◆ **TASK**:
Some lines in the listing may contain the word "forward". Say how many, with the number alone.

◆ **MATERIAL PROVIDED**:
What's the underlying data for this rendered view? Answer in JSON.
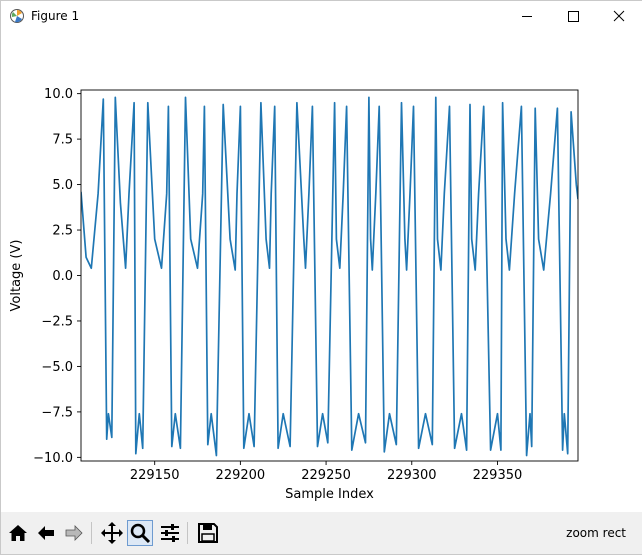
{
  "window": {
    "title": "Figure 1"
  },
  "toolbar": {
    "buttons": [
      {
        "name": "home",
        "icon": "home-icon"
      },
      {
        "name": "back",
        "icon": "back-arrow-icon"
      },
      {
        "name": "forward",
        "icon": "forward-arrow-icon"
      },
      {
        "name": "pan",
        "icon": "move-icon"
      },
      {
        "name": "zoom",
        "icon": "zoom-icon"
      },
      {
        "name": "configure",
        "icon": "sliders-icon"
      },
      {
        "name": "save",
        "icon": "save-icon"
      }
    ],
    "status": "zoom rect"
  },
  "chart_data": {
    "type": "line",
    "title": "",
    "xlabel": "Sample Index",
    "ylabel": "Voltage (V)",
    "xlim": [
      229107,
      229397
    ],
    "ylim": [
      -10.2,
      10.2
    ],
    "xticks": [
      229150,
      229200,
      229250,
      229300,
      229350
    ],
    "yticks": [
      10.0,
      7.5,
      5.0,
      2.5,
      0.0,
      -2.5,
      -5.0,
      -7.5,
      -10.0
    ],
    "ytick_labels": [
      "10.0",
      "7.5",
      "5.0",
      "2.5",
      "0.0",
      "−2.5",
      "−5.0",
      "−7.5",
      "−10.0"
    ],
    "grid": false,
    "color": "#1f77b4",
    "series": [
      {
        "x": [
          229107,
          229110,
          229113,
          229117,
          229120,
          229122,
          229123,
          229125,
          229127,
          229130,
          229133,
          229135,
          229138,
          229139,
          229141,
          229143,
          229146,
          229150,
          229154,
          229157,
          229158,
          229160,
          229162,
          229165,
          229168,
          229171,
          229175,
          229178,
          229179,
          229181,
          229183,
          229186,
          229190,
          229194,
          229197,
          229198,
          229200,
          229202,
          229205,
          229208,
          229212,
          229215,
          229217,
          229218,
          229220,
          229222,
          229225,
          229229,
          229233,
          229237,
          229238,
          229240,
          229242,
          229245,
          229248,
          229251,
          229255,
          229256,
          229258,
          229260,
          229262,
          229265,
          229269,
          229273,
          229275,
          229276,
          229277,
          229279,
          229281,
          229284,
          229287,
          229291,
          229294,
          229296,
          229297,
          229299,
          229301,
          229304,
          229308,
          229312,
          229314,
          229315,
          229317,
          229319,
          229322,
          229325,
          229329,
          229332,
          229334,
          229335,
          229337,
          229339,
          229342,
          229346,
          229350,
          229352,
          229353,
          229355,
          229357,
          229360,
          229364,
          229367,
          229369,
          229370,
          229372,
          229374,
          229377,
          229381,
          229385,
          229388,
          229389,
          229391,
          229393,
          229396,
          229397
        ],
        "y": [
          4.6,
          1.0,
          0.4,
          4.5,
          9.7,
          -9.0,
          -7.6,
          -8.9,
          9.8,
          4.0,
          0.4,
          4.5,
          9.5,
          -9.8,
          -7.6,
          -9.5,
          9.5,
          2.0,
          0.4,
          4.5,
          9.3,
          -9.4,
          -7.6,
          -9.5,
          9.8,
          2.0,
          0.4,
          4.5,
          9.3,
          -9.3,
          -7.6,
          -9.9,
          9.4,
          2.0,
          0.3,
          4.5,
          9.3,
          -9.5,
          -7.6,
          -9.4,
          9.5,
          2.0,
          0.4,
          4.5,
          9.3,
          -9.5,
          -7.6,
          -9.4,
          9.5,
          2.0,
          0.4,
          4.5,
          9.3,
          -9.4,
          -7.6,
          -9.2,
          9.5,
          2.0,
          0.4,
          4.5,
          9.3,
          -9.6,
          -7.6,
          -9.2,
          9.8,
          2.0,
          0.3,
          4.5,
          9.3,
          -9.7,
          -7.6,
          -9.3,
          9.5,
          2.0,
          0.3,
          4.5,
          9.3,
          -9.5,
          -7.6,
          -9.3,
          9.8,
          2.0,
          0.3,
          4.5,
          9.3,
          -9.5,
          -7.6,
          -9.6,
          9.4,
          2.0,
          0.3,
          4.5,
          9.3,
          -9.6,
          -7.6,
          -9.6,
          9.5,
          2.0,
          0.3,
          4.5,
          9.3,
          -9.9,
          -7.6,
          -9.4,
          9.2,
          2.0,
          0.3,
          4.5,
          9.2,
          -9.6,
          -7.6,
          -9.8,
          9.0,
          5.0,
          4.2
        ]
      }
    ]
  }
}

◆ **YOUR SOLUTION**:
2